For the cream cheese filling, place the butter and cheese in the bowl of an electric mixer and beat for 6 - 8 minutes or until pale and creamy. Add the icing sugar and cocoa and beat for a further 6 - 8 minutes or until light and fluffy. To assemble, place bottom layer (the layer that has the base of the already cut burrow) on a serving plate and thinly spread with one quarter of the frosting. Repeat with remaining layers, then use any left over frosting to fill in gaps between layers. Refrigerate for an hour. 

For chocolate buttercream, beat butter in the bowl of an electric mixer until smooth and pale. Add cocoa and beat until combined. With motor running on a low speed, gradually add icing sugar, increasing speed to high between additions. Stop when mixture is light and fluffy, but holds it's shape - you may not need all of the icing sugar. 

Remove cake from fridge and very cover very thinly in a layer of buttercream.
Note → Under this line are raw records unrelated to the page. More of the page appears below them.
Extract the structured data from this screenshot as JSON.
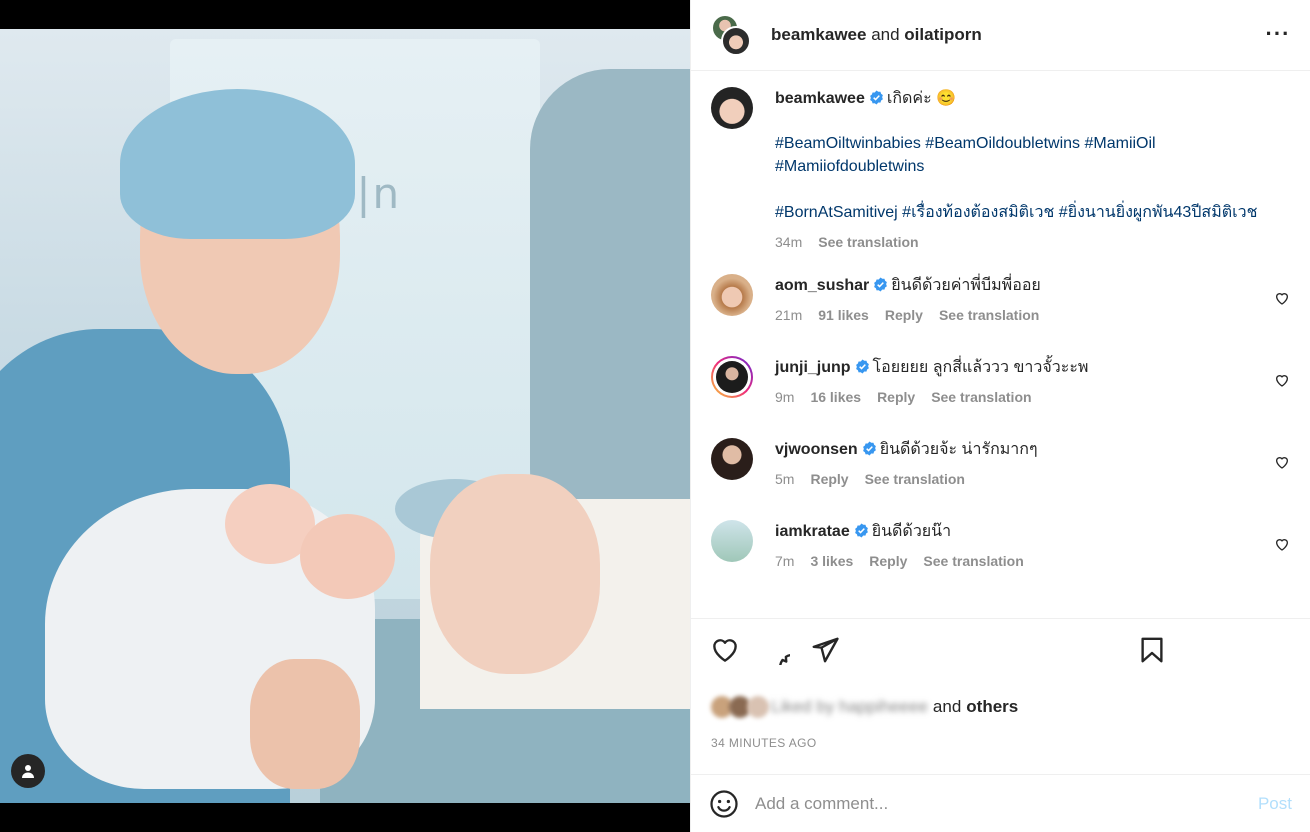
{
  "post": {
    "header": {
      "owner": "beamkawee",
      "connector": "and",
      "coauthor": "oilatiporn"
    },
    "caption": {
      "username": "beamkawee",
      "text": "เกิดค่ะ 😊",
      "hashtags_line1": "#BeamOiltwinbabies #BeamOildoubletwins #MamiiOil #Mamiiofdoubletwins",
      "hashtags_line2": "#BornAtSamitivej #เรื่องท้องต้องสมิติเวช #ยิ่งนานยิ่งผูกพัน43ปีสมิติเวช",
      "time": "34m",
      "translate": "See translation"
    },
    "comments": [
      {
        "username": "aom_sushar",
        "text": "ยินดีด้วยค่าพี่บีมพี่ออย",
        "time": "21m",
        "likes": "91 likes",
        "reply": "Reply",
        "translate": "See translation"
      },
      {
        "username": "junji_junp",
        "text": "โอยยยย ลูกสี่แล้ววว ขาวจั้วะะพ",
        "time": "9m",
        "likes": "16 likes",
        "reply": "Reply",
        "translate": "See translation"
      },
      {
        "username": "vjwoonsen",
        "text": "ยินดีด้วยจ้ะ น่ารักมากๆ",
        "time": "5m",
        "likes": "",
        "reply": "Reply",
        "translate": "See translation"
      },
      {
        "username": "iamkratae",
        "text": "ยินดีด้วยน๊า",
        "time": "7m",
        "likes": "3 likes",
        "reply": "Reply",
        "translate": "See translation"
      }
    ],
    "likes_summary": {
      "blurred": "Liked by happiheeee",
      "connector": "and",
      "others": "others"
    },
    "timestamp": "34 MINUTES AGO",
    "add_comment": {
      "placeholder": "Add a comment...",
      "post_label": "Post"
    },
    "icons": [
      "like-icon",
      "comment-icon",
      "share-icon",
      "save-icon",
      "emoji-icon",
      "more-icon",
      "user-tag-icon",
      "verified-icon",
      "heart-icon"
    ],
    "colors": {
      "hashtag": "#00376b",
      "verified": "#3897f0",
      "muted": "#8e8e8e",
      "post_disabled": "#b2dffc"
    }
  }
}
Chill for 30 minutes. 

Once crumb coat of buttercream has cooled, coat cake and burrow liberally with buttercream - you can be messy with this part. Vertical strokes will make it look more tree-like, and remember to add rings to the top of the tree stump. Add roots around the base of tree. Insert bunny into the burrow, adding his tail and feet, using a paintbrush dipped in water to secure. Decorate tree with grass, flowers and Easter eggs as you like. 

Standing over twenty centimeters tall, this proud, four-tiered chocolate cake means business, was incredibly heavy and could serve twenty, quite honestly. But the cake itself is lovely and moist, not overly sweet, and stores incredibly well. I made my cakes a few days in advance and kept them in the fridge for three days before decorating: you would never have known. 

The original cake recipe called for two 12cm split cakes, resulting in a much smaller four tiered cake, but I have doubled all quantities. If you don't have an army of grateful coworkers or family members to consume your gorgeous cake, maybe scale it down a little. Or go overboard. It is Easter. 

Have a lovely break, readers. 

Recommended baking soundtrack: Sea Wolf - Leaves in the River.